The idea held by many people is that all of the denominations are just branches of the church built by Jesus, and that one can be a member of the church in the denomination of his choice. This idea is so commonly held that it deserves examination.
First of all, it must he admitted that no two denominations teach the same thing. The Baptist Church insists on the immersion of adults, while the Methodist Church allows the sprinkling of infants. Now these two do not agree; in fact, they directly contradict one another. Yet it is held that both are just branches of the same church. Strange vine, indeed, that bears different fruit on every branch!
Jesus prayed for the unity of all those who believe on Him through the apostles’ word. Only the rankest infidel would say that our Lord’s prayer went unanswered. All true believers are one in His church. But the denominations are not united, therefore they do not make up Christ’s church.
Someone may ask, did not Christ say, “I am the vine, ye are the branches?” Yes, but He did not say that denominations are the branches. Jesus, in John 15:5-8 is speaking to His disciples:
I am the vine, ye are the branches: He that abideth in me, and I in him, the same bringeth forth much fruit: for without me ye can do nothing. If a man abide not in me, he is cast forth as a branch, and is withered; and men gather them, and cast them into the fire, and they are burned. If ye abide in me, and my words in you, ye shall ask what ye will and it shall be done unto you. Herein is my Father glorified, that ye bear much fruit; so shall ye be my disciples.
It is obvious that Christ was here speaking of individual disciples as branches, and not churches.
Preachers sometimes thank God that we can “join the church of our choice,” and that there are so many different kinds of churches to choose from. Surely such preachers are unaware of the great evils of denominationalism. They do not realize that denominationalism is a system of religious division, and as such works against the desires of our Lord for unity. Denominationalism keeps people out of the church of Christ, causing them to be lost. Denominationalism divides families, hinders the progress of Christianity, and makes infidels by its contradictory teachings.

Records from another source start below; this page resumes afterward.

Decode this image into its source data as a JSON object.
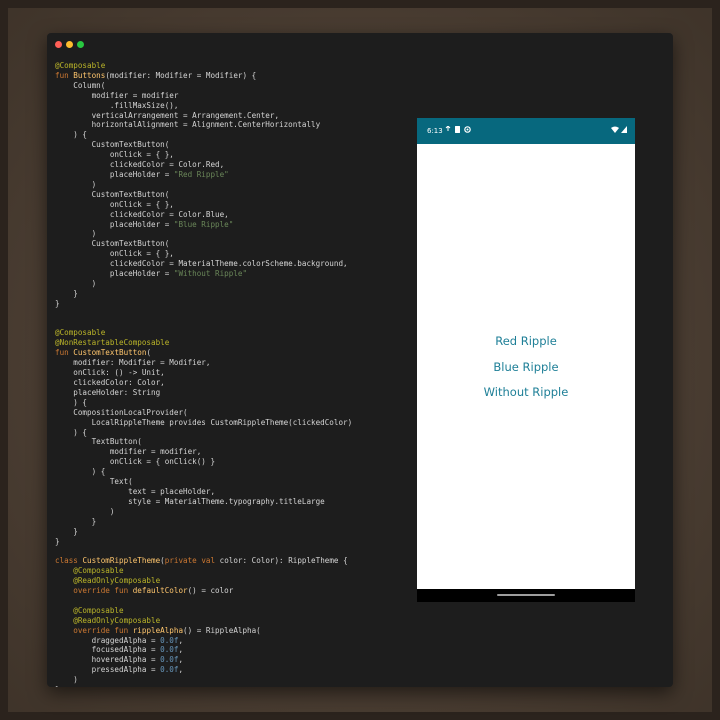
{
  "window": {
    "traffic_lights": [
      "close",
      "minimize",
      "maximize"
    ]
  },
  "code_lines": [
    [
      {
        "t": "@Composable",
        "c": "ann"
      }
    ],
    [
      {
        "t": "fun ",
        "c": "kw"
      },
      {
        "t": "Buttons",
        "c": "fn"
      },
      {
        "t": "(modifier: Modifier = Modifier) {",
        "c": "plain"
      }
    ],
    [
      {
        "t": "    Column(",
        "c": "plain"
      }
    ],
    [
      {
        "t": "        modifier = modifier",
        "c": "plain"
      }
    ],
    [
      {
        "t": "            .fillMaxSize(),",
        "c": "plain"
      }
    ],
    [
      {
        "t": "        verticalArrangement = Arrangement.Center,",
        "c": "plain"
      }
    ],
    [
      {
        "t": "        horizontalAlignment = Alignment.CenterHorizontally",
        "c": "plain"
      }
    ],
    [
      {
        "t": "    ) {",
        "c": "plain"
      }
    ],
    [
      {
        "t": "        CustomTextButton(",
        "c": "plain"
      }
    ],
    [
      {
        "t": "            onClick = { },",
        "c": "plain"
      }
    ],
    [
      {
        "t": "            clickedColor = Color.Red,",
        "c": "plain"
      }
    ],
    [
      {
        "t": "            placeHolder = ",
        "c": "plain"
      },
      {
        "t": "\"Red Ripple\"",
        "c": "str"
      }
    ],
    [
      {
        "t": "        )",
        "c": "plain"
      }
    ],
    [
      {
        "t": "        CustomTextButton(",
        "c": "plain"
      }
    ],
    [
      {
        "t": "            onClick = { },",
        "c": "plain"
      }
    ],
    [
      {
        "t": "            clickedColor = Color.Blue,",
        "c": "plain"
      }
    ],
    [
      {
        "t": "            placeHolder = ",
        "c": "plain"
      },
      {
        "t": "\"Blue Ripple\"",
        "c": "str"
      }
    ],
    [
      {
        "t": "        )",
        "c": "plain"
      }
    ],
    [
      {
        "t": "        CustomTextButton(",
        "c": "plain"
      }
    ],
    [
      {
        "t": "            onClick = { },",
        "c": "plain"
      }
    ],
    [
      {
        "t": "            clickedColor = MaterialTheme.colorScheme.background,",
        "c": "plain"
      }
    ],
    [
      {
        "t": "            placeHolder = ",
        "c": "plain"
      },
      {
        "t": "\"Without Ripple\"",
        "c": "str"
      }
    ],
    [
      {
        "t": "        )",
        "c": "plain"
      }
    ],
    [
      {
        "t": "    }",
        "c": "plain"
      }
    ],
    [
      {
        "t": "}",
        "c": "plain"
      }
    ],
    [
      {
        "t": "",
        "c": "plain"
      }
    ],
    [
      {
        "t": "",
        "c": "plain"
      }
    ],
    [
      {
        "t": "@Composable",
        "c": "ann"
      }
    ],
    [
      {
        "t": "@NonRestartableComposable",
        "c": "ann"
      }
    ],
    [
      {
        "t": "fun ",
        "c": "kw"
      },
      {
        "t": "CustomTextButton",
        "c": "fn"
      },
      {
        "t": "(",
        "c": "plain"
      }
    ],
    [
      {
        "t": "    modifier: Modifier = Modifier,",
        "c": "plain"
      }
    ],
    [
      {
        "t": "    onClick: () -> Unit,",
        "c": "plain"
      }
    ],
    [
      {
        "t": "    clickedColor: Color,",
        "c": "plain"
      }
    ],
    [
      {
        "t": "    placeHolder: String",
        "c": "plain"
      }
    ],
    [
      {
        "t": "    ) {",
        "c": "plain"
      }
    ],
    [
      {
        "t": "    CompositionLocalProvider(",
        "c": "plain"
      }
    ],
    [
      {
        "t": "        LocalRippleTheme provides CustomRippleTheme(clickedColor)",
        "c": "plain"
      }
    ],
    [
      {
        "t": "    ) {",
        "c": "plain"
      }
    ],
    [
      {
        "t": "        TextButton(",
        "c": "plain"
      }
    ],
    [
      {
        "t": "            modifier = modifier,",
        "c": "plain"
      }
    ],
    [
      {
        "t": "            onClick = { onClick() }",
        "c": "plain"
      }
    ],
    [
      {
        "t": "        ) {",
        "c": "plain"
      }
    ],
    [
      {
        "t": "            Text(",
        "c": "plain"
      }
    ],
    [
      {
        "t": "                text = placeHolder,",
        "c": "plain"
      }
    ],
    [
      {
        "t": "                style = MaterialTheme.typography.titleLarge",
        "c": "plain"
      }
    ],
    [
      {
        "t": "            )",
        "c": "plain"
      }
    ],
    [
      {
        "t": "        }",
        "c": "plain"
      }
    ],
    [
      {
        "t": "    }",
        "c": "plain"
      }
    ],
    [
      {
        "t": "}",
        "c": "plain"
      }
    ],
    [
      {
        "t": "",
        "c": "plain"
      }
    ],
    [
      {
        "t": "class ",
        "c": "kw"
      },
      {
        "t": "CustomRippleTheme",
        "c": "fn"
      },
      {
        "t": "(",
        "c": "plain"
      },
      {
        "t": "private val ",
        "c": "kw"
      },
      {
        "t": "color: Color): RippleTheme {",
        "c": "plain"
      }
    ],
    [
      {
        "t": "    @Composable",
        "c": "ann"
      }
    ],
    [
      {
        "t": "    @ReadOnlyComposable",
        "c": "ann"
      }
    ],
    [
      {
        "t": "    override fun ",
        "c": "kw"
      },
      {
        "t": "defaultColor",
        "c": "fn"
      },
      {
        "t": "() = color",
        "c": "plain"
      }
    ],
    [
      {
        "t": "",
        "c": "plain"
      }
    ],
    [
      {
        "t": "    @Composable",
        "c": "ann"
      }
    ],
    [
      {
        "t": "    @ReadOnlyComposable",
        "c": "ann"
      }
    ],
    [
      {
        "t": "    override fun ",
        "c": "kw"
      },
      {
        "t": "rippleAlpha",
        "c": "fn"
      },
      {
        "t": "() = RippleAlpha(",
        "c": "plain"
      }
    ],
    [
      {
        "t": "        draggedAlpha = ",
        "c": "plain"
      },
      {
        "t": "0.0f",
        "c": "num"
      },
      {
        "t": ",",
        "c": "plain"
      }
    ],
    [
      {
        "t": "        focusedAlpha = ",
        "c": "plain"
      },
      {
        "t": "0.0f",
        "c": "num"
      },
      {
        "t": ",",
        "c": "plain"
      }
    ],
    [
      {
        "t": "        hoveredAlpha = ",
        "c": "plain"
      },
      {
        "t": "0.0f",
        "c": "num"
      },
      {
        "t": ",",
        "c": "plain"
      }
    ],
    [
      {
        "t": "        pressedAlpha = ",
        "c": "plain"
      },
      {
        "t": "0.0f",
        "c": "num"
      },
      {
        "t": ",",
        "c": "plain"
      }
    ],
    [
      {
        "t": "    )",
        "c": "plain"
      }
    ],
    [
      {
        "t": "}",
        "c": "plain"
      }
    ]
  ],
  "phone": {
    "status_time": "6:13",
    "status_icons_left": [
      "notification-icon",
      "sim-icon",
      "sync-icon"
    ],
    "status_icons_right": [
      "wifi-icon",
      "signal-icon"
    ],
    "statusbar_color": "#07687e",
    "buttons": {
      "red": "Red Ripple",
      "blue": "Blue Ripple",
      "none": "Without Ripple"
    },
    "button_text_color": "#1e7f97"
  }
}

Again we ask, is it better to be a member of the church of Christ, or of a human denomination unknown to the New Testament?